I love the power that first class functions and closures give you. It’s spoiled me as a programmer as I’m finding it hard going back to languages without those features! I know that they are coming, or have recently come, to Java and C++. However given the nature of exising legacy codebases in those languages and that projects may be restricted to earlier compilers, it’ll be a while before they’re mainstream.

There are no shortage of in-depth JavaScript books and tutorials which teach all the features of the language. However learning JavaScript syntax and features is not the problem. The real issue is knowing what features to avoid. Unfortunately it’s incredibly easy to write unmaintainable code in JavaScript if you’re not careful. Luckily there are some very good books written on this topic. The ones I recommend are:

  • Douglas Crockford’s JavaScript: The Good Parts. This is an really good compact book. It allows you to limit yourself to the features of JavaScript which support good software development practices.
  • Nicholas Zakas’s Maintainable JavaScript. Again this book is more than a simple explanation of JavaScript syntax. It’s topics include JavaScript programming practices and build automation. The build process part is especially useful for learning the proper process for building, linting and testing JavaScript code.
  • Marijn Haverbeke’s Eloquent JavaScript. This is available for free on the website. The really cool part about the site is that all the JavaScript code snippets are interactive and can be run on the page while you are reading them.

Irish Rail’s RealTime API

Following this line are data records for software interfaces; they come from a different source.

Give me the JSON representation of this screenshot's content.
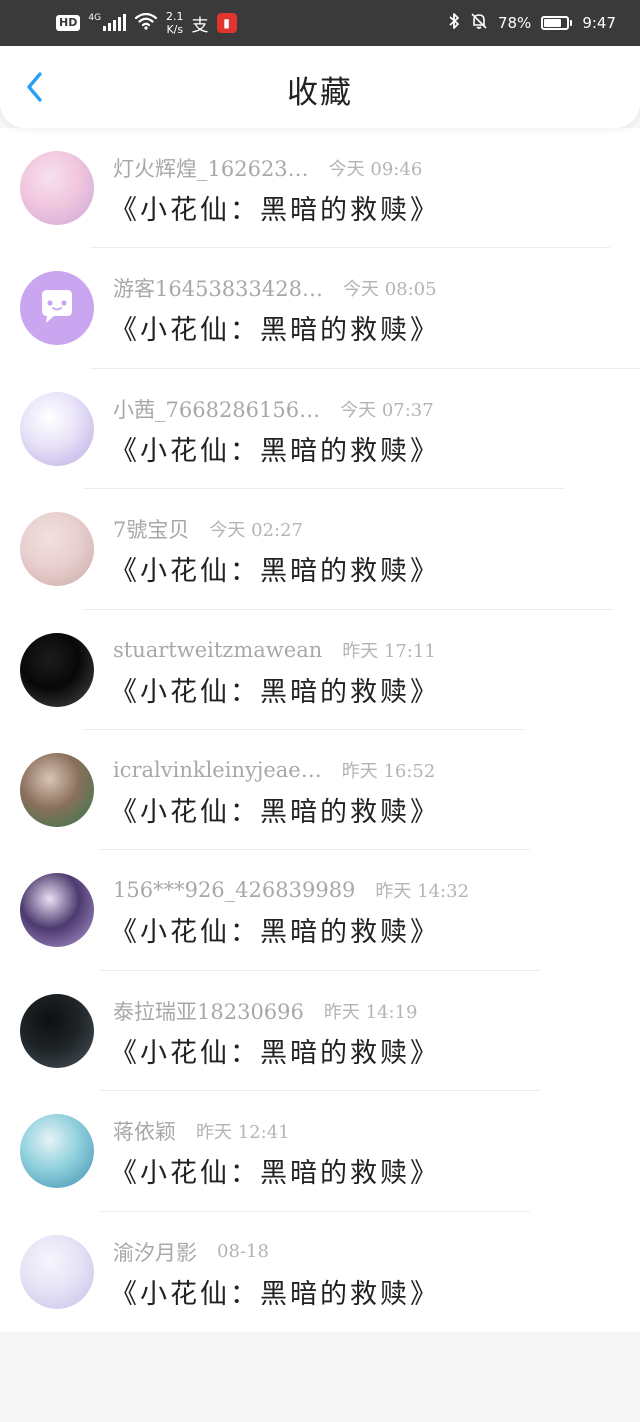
{
  "status_bar": {
    "hd": "HD",
    "network": "4G",
    "speed_value": "2.1",
    "speed_unit": "K/s",
    "alipay_glyph": "支",
    "read_glyph": "▮",
    "bluetooth_glyph": "✱",
    "bell_glyph": "🔕",
    "battery_percent": "78%",
    "battery_level": 0.78,
    "time": "9:47"
  },
  "header": {
    "back_icon": "chevron-left-icon",
    "back_color": "#2a9ff2",
    "title": "收藏"
  },
  "items": [
    {
      "username": "灯火辉煌_162623…",
      "time": "今天 09:46",
      "title": "《小花仙：黑暗的救赎》",
      "avatar_colors": [
        "#f1c6de",
        "#c9a5d6",
        "#f7e1ee"
      ]
    },
    {
      "username": "游客16453833428…",
      "time": "今天 08:05",
      "title": "《小花仙：黑暗的救赎》",
      "avatar_colors": [
        "#caa6f0",
        "#caa6f0",
        "#caa6f0"
      ]
    },
    {
      "username": "小茜_7668286156…",
      "time": "今天 07:37",
      "title": "《小花仙：黑暗的救赎》",
      "avatar_colors": [
        "#e7e1f7",
        "#b7a9e3",
        "#ffffff"
      ]
    },
    {
      "username": "7號宝贝",
      "time": "今天 02:27",
      "title": "《小花仙：黑暗的救赎》",
      "avatar_colors": [
        "#e8cfcf",
        "#c9aaa6",
        "#f1e1df"
      ]
    },
    {
      "username": "stuartweitzmawean",
      "time": "昨天 17:11",
      "title": "《小花仙：黑暗的救赎》",
      "avatar_colors": [
        "#080808",
        "#4a4a4a",
        "#1c1c1c"
      ]
    },
    {
      "username": "icralvinkleinyjeae…",
      "time": "昨天 16:52",
      "title": "《小花仙：黑暗的救赎》",
      "avatar_colors": [
        "#8a6f5c",
        "#2f7a4a",
        "#d9c4b5"
      ]
    },
    {
      "username": "156***926_426839989",
      "time": "昨天 14:32",
      "title": "《小花仙：黑暗的救赎》",
      "avatar_colors": [
        "#4c3a6e",
        "#b49ad6",
        "#e9dff4"
      ]
    },
    {
      "username": "泰拉瑞亚18230696",
      "time": "昨天 14:19",
      "title": "《小花仙：黑暗的救赎》",
      "avatar_colors": [
        "#1e2326",
        "#4a5660",
        "#0d1012"
      ]
    },
    {
      "username": "蒋依颖",
      "time": "昨天 12:41",
      "title": "《小花仙：黑暗的救赎》",
      "avatar_colors": [
        "#8fd0dd",
        "#3f8fb0",
        "#e6f3f6"
      ]
    },
    {
      "username": "渝汐月影",
      "time": "08-18",
      "title": "《小花仙：黑暗的救赎》",
      "avatar_colors": [
        "#e7e3f6",
        "#c7bde8",
        "#f7f4fc"
      ]
    }
  ]
}
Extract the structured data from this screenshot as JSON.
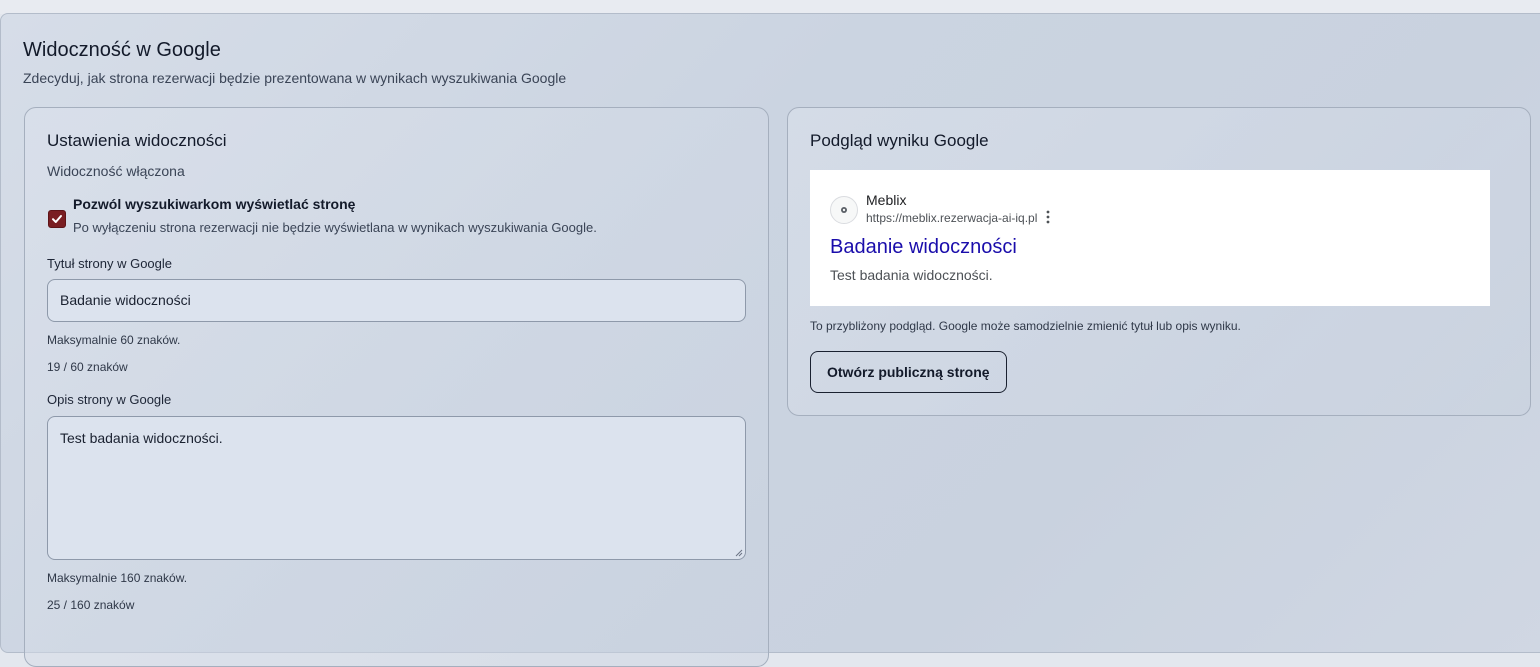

I spent a lot of time in my childhood and early twenties traveling on the Irish Rail Network. Mostly this seemed to involve waiting for ages at Limerick Junction or barely finding a space to stand on a packed train from Dublin. Those experiences didn’t exactly leave me with a great impression of Iarnród Éireann.

Given this, I was amazed to find out recently, that Iarnród Éireann have an XML API for accessing realtime data about the trains running on their network. Credit where credit is due, this is an excellent idea and I wish more companies would implement something similar.

The API provides functionality for getting a list of the stations and what trains are due at those stations in the next ninety minutes. It also gives a list of all trains active on the network. It can filter by DART, Suburban or Mainline trains (that leaves some trains in an ‘other’ category - I’m not too sure what these actually are).

I used this API as part of a Backbone learning project. It was quite fun to do. The API returns latitude and longitude coordinates for each station and train, allowing them to be plotted on a Google Map widget. I never realised there were so many stations in Ireland until I saw them plotted on the map.

One issue I ran into was testing the application with live data. Given that I was programming this at night after work, you’d soon reach a time when there are very few trains left on the network!

One technical detail about the API is that it is in XML rather than JSON. This means that I can’t use Ajax or JSONP to get the data, due to the same origin policy. Instead I had to bounce the results through YQL. YQL exposes a SQL like interface to web data. I’m only using a basic ‘select all’ query here but looking at their site you can do lots of cool and complex stuff. I found a good tutorial from Cypress North on how to use YQL in your code to consume an XML API.